Early Blooming Plants
Ladybugs don't just eat garden pests: they eat plants too. Specifically, ladybugs like to munch on pollen if they can't get a juicy aphid to snack on. Early blooming plants offer your ladybugs an alternate food source that will attract them to your garden. The ladybugs help pollinate these flowers, just like bees do. For this reason, don't worry that your replacing one plant killer with another. Good early blooming plants include buckwheat, cilantro, and legumes red or crimson clover.
Attract Aphids, Attract Ladybugs
Plants that bring in aphids will bring in ladybugs in pursuit of them. Again, this is a worthwhile strategy because ladybugs don't just eat aphids. They munch on spider mites and mealy insects, too. Plants that attract aphids include bronze fennel and vegetables, such as potatoes and cabbage. You'll find ladybug eggs in these plants.

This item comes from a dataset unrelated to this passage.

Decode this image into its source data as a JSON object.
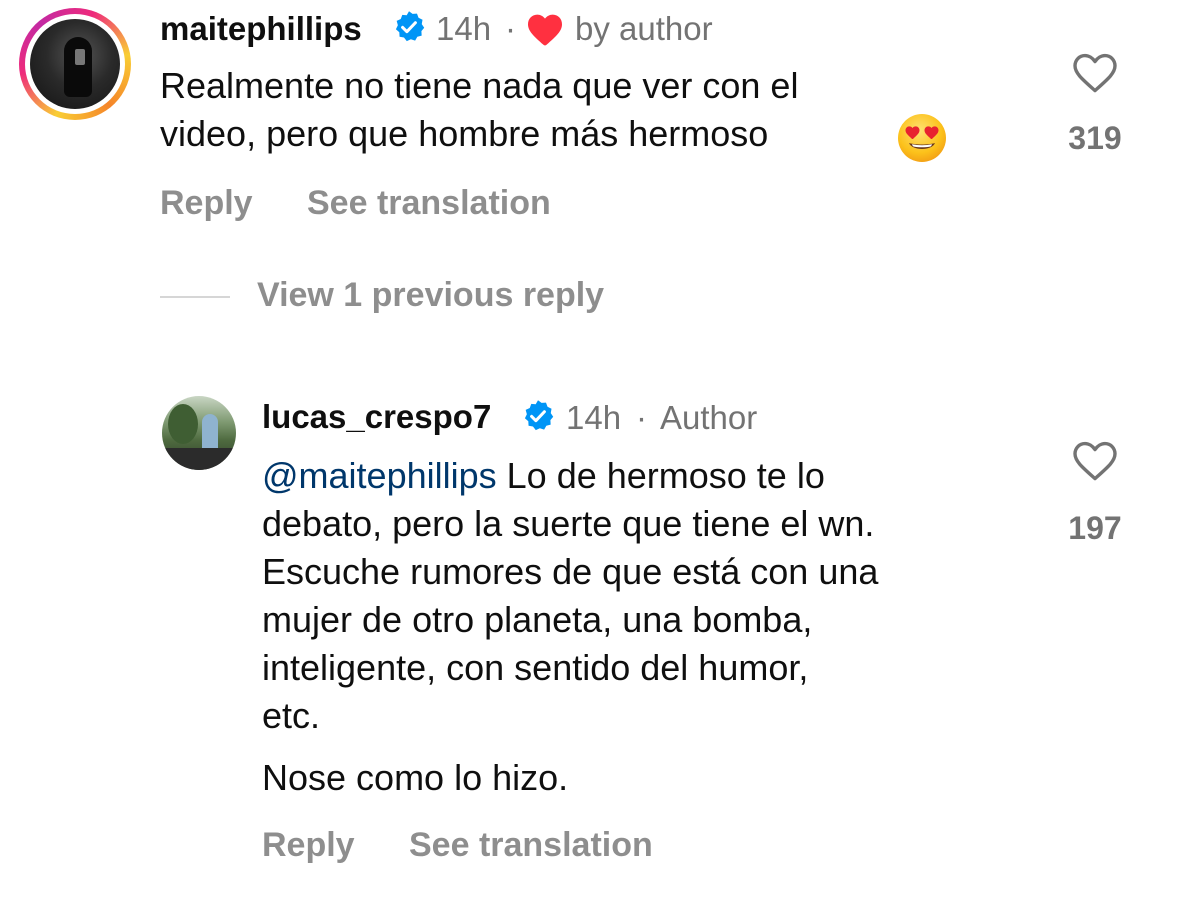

The ladybugs lay their eggs here so that when the eggs hatch the young larvae will have a ready source of food: aphids!
Different Flavors for Different Ladybugs
There are more than one kind of ladybug and each one has its own preferences for what will attract it to a garden. There is a lot of overlap; however, the harmonia ladybug and C7 both like early blooming flowering plants like cilantro and aphid bait plants. Hippodamia, on the other hand, is a species of ladybug that likes soft-bodied insects, most of which feast on vegetables. For this reason, hippodamia likes anything from the wild carrot family, including fennel and cilantro, but also yarrow and lambsquarters.